Ferguson advised residents to stay calm and to educate themselves on how things have unfolded in communities that have experienced similar situations including Rockland County, Lakewood, Jackson and Toms River. He was also quick to note that the issue was not about religion or bias but simply an effort to enforce the law.
“We do not not want these people living in our neighborhoods,” said Ferguson. “We want them following the law.”
Ferguson also noted that a recently enacted ordinance will prevent non-residents from using local parks, saying that in recent weeks, busloads of out of state children have swarmed parks in Mahwah, Ramsey, Upper Saddle River and Montvale.
Reports of people knocking on doors and offering homeowners cash for their houses have also been a cause for concern, said Ferguson. In both instances, Ferguson asked residents to stay calm and to call police to report the problems.
Mahwah Mayor Bill Laforet estimated that the law prohibiting signage on utility poles has been on the books for approximately 20 years. According to Laforet, while the PVC piping may lack words or pictures, because it sends a clear message to those who would use the eruv that carrying is permitted within its perimeter, it meets the legal definition of a sign and is, therefore, prohibited.
Enforcing the long standing ordinance is part of his job as mayor, explained Laforet who said he has made numerous unsuccessful attempts to contact officials at the Rockland Eruv to discuss the situation with them.
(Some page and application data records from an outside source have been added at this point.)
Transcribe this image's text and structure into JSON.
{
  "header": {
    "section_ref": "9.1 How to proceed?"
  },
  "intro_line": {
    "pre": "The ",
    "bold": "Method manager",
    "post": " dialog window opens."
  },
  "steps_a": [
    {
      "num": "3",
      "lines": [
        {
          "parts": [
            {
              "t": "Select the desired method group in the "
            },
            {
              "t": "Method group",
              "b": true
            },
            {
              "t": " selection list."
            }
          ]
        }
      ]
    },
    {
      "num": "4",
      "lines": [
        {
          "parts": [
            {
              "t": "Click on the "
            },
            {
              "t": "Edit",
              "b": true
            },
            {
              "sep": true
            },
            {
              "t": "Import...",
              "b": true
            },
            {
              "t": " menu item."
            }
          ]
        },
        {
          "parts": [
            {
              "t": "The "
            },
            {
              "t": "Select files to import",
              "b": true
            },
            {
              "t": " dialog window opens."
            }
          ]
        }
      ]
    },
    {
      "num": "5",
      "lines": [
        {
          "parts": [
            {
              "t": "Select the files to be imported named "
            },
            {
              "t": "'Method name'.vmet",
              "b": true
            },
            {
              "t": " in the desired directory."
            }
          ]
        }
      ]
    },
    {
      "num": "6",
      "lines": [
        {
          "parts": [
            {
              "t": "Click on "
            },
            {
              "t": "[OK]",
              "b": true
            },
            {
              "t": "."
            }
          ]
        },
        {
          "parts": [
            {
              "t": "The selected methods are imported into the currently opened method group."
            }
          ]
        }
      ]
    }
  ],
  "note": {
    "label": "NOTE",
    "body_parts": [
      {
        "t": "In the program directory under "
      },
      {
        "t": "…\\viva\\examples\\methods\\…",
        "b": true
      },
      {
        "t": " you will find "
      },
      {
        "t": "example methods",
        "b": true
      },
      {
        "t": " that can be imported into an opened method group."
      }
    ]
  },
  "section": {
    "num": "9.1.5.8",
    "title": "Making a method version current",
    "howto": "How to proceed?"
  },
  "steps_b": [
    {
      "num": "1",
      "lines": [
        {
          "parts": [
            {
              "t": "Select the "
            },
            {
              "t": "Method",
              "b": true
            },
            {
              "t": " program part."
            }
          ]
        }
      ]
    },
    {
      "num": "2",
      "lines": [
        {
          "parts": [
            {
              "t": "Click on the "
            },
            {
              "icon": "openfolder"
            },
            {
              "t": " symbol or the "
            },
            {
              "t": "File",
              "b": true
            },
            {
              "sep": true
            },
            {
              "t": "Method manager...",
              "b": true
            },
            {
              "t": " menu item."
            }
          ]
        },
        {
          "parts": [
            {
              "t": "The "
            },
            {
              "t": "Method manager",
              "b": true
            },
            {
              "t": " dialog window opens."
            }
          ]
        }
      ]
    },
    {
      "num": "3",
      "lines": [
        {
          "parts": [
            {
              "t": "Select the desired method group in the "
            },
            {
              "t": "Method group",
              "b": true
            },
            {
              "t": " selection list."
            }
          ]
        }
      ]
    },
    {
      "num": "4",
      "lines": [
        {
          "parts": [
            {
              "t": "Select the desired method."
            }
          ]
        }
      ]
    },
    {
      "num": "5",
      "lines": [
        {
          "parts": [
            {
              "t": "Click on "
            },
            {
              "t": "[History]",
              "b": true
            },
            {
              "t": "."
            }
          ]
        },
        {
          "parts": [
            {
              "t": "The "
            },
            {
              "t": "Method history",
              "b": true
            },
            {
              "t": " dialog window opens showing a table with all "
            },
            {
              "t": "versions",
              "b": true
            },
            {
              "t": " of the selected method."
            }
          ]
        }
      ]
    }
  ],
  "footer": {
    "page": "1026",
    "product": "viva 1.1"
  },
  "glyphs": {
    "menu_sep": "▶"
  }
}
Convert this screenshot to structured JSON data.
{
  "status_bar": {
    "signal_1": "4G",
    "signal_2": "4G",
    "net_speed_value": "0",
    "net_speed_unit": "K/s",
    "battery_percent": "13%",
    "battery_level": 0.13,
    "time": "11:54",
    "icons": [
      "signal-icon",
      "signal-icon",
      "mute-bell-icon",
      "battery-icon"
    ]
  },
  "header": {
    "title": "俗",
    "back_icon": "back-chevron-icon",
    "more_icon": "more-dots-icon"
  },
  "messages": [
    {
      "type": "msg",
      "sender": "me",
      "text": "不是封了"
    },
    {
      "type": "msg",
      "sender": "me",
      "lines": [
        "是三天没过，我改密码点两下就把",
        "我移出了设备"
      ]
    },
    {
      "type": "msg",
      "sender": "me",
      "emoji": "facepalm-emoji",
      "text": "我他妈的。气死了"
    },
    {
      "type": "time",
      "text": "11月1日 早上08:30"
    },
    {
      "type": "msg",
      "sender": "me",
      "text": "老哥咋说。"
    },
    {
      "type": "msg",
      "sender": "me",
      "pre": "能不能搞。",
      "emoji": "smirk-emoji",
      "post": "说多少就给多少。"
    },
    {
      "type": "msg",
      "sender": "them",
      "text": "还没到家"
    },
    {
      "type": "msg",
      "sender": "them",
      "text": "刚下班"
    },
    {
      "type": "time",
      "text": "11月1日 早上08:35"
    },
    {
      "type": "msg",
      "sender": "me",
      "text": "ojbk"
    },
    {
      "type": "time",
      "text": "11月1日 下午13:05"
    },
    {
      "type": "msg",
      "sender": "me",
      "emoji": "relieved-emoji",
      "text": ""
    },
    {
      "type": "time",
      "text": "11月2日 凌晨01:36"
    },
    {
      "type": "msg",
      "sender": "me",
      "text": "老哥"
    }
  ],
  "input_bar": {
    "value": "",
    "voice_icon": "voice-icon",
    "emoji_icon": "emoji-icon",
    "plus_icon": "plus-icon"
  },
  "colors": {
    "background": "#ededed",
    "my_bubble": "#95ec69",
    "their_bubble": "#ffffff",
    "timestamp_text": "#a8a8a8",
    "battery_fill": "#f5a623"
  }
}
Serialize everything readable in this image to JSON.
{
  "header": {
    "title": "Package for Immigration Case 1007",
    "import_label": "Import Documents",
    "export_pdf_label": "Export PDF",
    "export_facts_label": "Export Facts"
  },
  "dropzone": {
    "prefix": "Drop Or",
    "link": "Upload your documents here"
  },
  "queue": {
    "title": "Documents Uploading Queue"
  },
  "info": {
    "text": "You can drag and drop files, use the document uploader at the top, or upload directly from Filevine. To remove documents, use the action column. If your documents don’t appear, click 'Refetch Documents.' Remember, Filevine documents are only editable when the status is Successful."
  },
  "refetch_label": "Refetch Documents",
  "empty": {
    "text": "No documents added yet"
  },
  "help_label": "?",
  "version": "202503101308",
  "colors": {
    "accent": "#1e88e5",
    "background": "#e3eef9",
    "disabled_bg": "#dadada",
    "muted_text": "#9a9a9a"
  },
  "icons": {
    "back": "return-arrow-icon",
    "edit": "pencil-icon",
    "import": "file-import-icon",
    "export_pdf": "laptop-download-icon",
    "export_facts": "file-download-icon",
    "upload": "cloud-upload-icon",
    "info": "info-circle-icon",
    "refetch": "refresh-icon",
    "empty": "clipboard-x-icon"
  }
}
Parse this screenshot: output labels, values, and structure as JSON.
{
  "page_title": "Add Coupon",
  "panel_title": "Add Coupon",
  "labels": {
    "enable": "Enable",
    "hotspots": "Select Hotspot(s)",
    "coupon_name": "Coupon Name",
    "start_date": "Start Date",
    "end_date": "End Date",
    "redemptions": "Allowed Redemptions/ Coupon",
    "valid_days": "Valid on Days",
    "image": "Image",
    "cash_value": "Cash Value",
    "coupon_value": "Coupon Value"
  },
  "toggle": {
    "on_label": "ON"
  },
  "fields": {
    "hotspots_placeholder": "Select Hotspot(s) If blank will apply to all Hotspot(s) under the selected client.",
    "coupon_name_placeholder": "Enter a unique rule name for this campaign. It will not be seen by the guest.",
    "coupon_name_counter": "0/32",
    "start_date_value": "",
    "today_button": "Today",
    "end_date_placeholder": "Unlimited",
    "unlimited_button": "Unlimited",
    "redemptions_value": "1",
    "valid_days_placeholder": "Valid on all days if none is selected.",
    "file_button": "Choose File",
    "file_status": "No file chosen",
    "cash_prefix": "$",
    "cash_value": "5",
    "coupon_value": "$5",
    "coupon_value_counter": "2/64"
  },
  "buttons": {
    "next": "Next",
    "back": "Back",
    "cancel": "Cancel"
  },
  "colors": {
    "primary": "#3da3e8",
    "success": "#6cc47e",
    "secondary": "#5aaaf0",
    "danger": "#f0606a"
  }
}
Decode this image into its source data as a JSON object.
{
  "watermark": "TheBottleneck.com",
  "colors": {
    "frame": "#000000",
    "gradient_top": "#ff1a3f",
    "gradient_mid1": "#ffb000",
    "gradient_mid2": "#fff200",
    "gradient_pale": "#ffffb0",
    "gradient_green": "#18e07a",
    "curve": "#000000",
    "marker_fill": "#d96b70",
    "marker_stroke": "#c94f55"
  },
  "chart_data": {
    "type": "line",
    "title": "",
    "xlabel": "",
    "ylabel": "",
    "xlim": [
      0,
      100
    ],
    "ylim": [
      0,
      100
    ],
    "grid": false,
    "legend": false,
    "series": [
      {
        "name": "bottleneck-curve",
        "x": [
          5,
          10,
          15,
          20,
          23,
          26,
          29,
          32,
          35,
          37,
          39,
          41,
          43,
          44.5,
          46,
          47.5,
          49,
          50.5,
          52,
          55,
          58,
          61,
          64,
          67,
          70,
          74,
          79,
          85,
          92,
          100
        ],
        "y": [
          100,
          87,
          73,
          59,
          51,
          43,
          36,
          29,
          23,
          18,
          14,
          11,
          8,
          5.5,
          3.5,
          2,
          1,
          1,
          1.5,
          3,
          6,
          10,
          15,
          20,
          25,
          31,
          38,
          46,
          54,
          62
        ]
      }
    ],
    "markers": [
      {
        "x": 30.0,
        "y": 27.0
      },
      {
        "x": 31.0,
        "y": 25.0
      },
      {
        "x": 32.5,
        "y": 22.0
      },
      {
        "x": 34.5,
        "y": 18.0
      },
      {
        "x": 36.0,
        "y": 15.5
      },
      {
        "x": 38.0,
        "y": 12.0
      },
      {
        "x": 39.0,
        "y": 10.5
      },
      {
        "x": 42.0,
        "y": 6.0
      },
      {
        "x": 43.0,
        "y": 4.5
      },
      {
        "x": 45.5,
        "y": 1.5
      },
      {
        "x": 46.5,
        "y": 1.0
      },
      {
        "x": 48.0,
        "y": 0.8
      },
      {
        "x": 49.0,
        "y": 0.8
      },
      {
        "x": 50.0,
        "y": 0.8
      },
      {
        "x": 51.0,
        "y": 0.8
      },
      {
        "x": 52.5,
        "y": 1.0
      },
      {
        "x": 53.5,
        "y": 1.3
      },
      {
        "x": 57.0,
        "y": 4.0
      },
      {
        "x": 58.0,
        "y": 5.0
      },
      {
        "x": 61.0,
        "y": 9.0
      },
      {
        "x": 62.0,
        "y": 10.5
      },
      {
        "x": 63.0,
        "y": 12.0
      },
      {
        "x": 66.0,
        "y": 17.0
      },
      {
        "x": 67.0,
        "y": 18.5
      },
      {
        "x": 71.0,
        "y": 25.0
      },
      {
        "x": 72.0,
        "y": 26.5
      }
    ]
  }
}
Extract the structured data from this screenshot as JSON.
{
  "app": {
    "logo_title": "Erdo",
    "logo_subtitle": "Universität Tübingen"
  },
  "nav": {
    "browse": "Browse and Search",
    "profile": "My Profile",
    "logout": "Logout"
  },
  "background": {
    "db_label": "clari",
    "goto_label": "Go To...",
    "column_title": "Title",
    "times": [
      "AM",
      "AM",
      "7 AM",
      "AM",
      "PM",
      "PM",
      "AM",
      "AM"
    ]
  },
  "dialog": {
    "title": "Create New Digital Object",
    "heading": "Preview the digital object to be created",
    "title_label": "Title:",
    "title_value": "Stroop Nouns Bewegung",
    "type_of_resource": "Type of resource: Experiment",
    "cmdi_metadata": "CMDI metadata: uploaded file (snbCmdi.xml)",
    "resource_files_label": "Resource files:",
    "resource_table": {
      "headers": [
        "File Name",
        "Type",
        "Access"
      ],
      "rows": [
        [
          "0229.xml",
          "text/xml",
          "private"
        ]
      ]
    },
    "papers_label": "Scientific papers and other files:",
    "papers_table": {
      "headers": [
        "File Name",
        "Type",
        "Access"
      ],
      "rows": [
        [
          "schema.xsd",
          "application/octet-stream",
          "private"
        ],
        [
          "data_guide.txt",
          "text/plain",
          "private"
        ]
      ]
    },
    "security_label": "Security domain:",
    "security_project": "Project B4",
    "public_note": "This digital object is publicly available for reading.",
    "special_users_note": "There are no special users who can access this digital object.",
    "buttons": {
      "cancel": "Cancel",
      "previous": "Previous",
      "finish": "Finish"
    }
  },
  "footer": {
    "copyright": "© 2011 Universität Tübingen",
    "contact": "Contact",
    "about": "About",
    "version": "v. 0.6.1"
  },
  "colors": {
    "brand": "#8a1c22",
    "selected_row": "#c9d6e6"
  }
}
The lack of dialogue between Mahwah and the parties constructing the eruv is a recipe for “a train collision,” warned Laforet, who said he has seen hatred erupting in his normally diverse and inclusive township.
“There is genuinely founded fear when you see what goes on in Lakewood,” Laforet told VIN News. “You hear about what has gone on in Kiryas Joel. Communities in Rockland County that have been decimated for whatever reason that has unfortunately been tagged to this community. The fear is what has happened historically does not happen here in Mahwah. I believe that is an honest concern.”
Laforet said that he does not know if the PVC piping for the eruv is intended to be part of a new Mahwah eruv or if the streets in Mahwah that were included are just part of an effort to enlarge the existing Chestnut Ridge eruv. So far, the affected poles are located on just five streets: Airmont Avenue, Masonicus Road, Sparrowbush Road, Saddle River Road West and East Mahwah Road, all of which are near the New York/New Jersey border.
While Laforet has ordered all of the piping removed by August 4th, he is still holding out hope that he will be able to speak with the eruv committee.
“There has to be a way to solve this without all the hatred,” said Laforet.
In his remarks, Ferguson also stressed the importance of keeping hatred out of the equation and avoiding a “posse mentality.”
Yet despite Ferguson singling out this reporter in his remarks to the crowd saying, “tell your friends, we are not against you,” hatred was very much in evidence at the Monday night meeting.
I was harassed by multiple individuals throughout the approximately hour long meeting, including a man who snarled “don’t touch me” as I walked by.
Several people told me I was not welcome during the meeting and I had cell phone cameras shoved inches away from my face repeatedly as people snapped pictures of both me and my press credentials.
A woman who followed me throughout the night, bombarding me with questions and accusations in what appeared to be a deliberate attempt to disrupt my recordings actually walked me through the parking lot to make sure that I left the premises, while another woman photographed my license plate as I got into my car.
One lone Mahwah woman approached me and told me with a smile that all are welcome in Mahwah. I wish I could have believed her, but she was clearly in the minority. I left the meeting looking over my shoulder, making sure that my car wasn’t being followed as I drove home.
Are the events unfolding in Mahwah nothing more than an effort to maintain the pristine appearance of the township’s utility poles? A legitimate concern about quality of life issues if Rockland County’s Jewish community spills over the border into New Jersey? Or just thinly veiled anti-Semitism?
Only time will tell.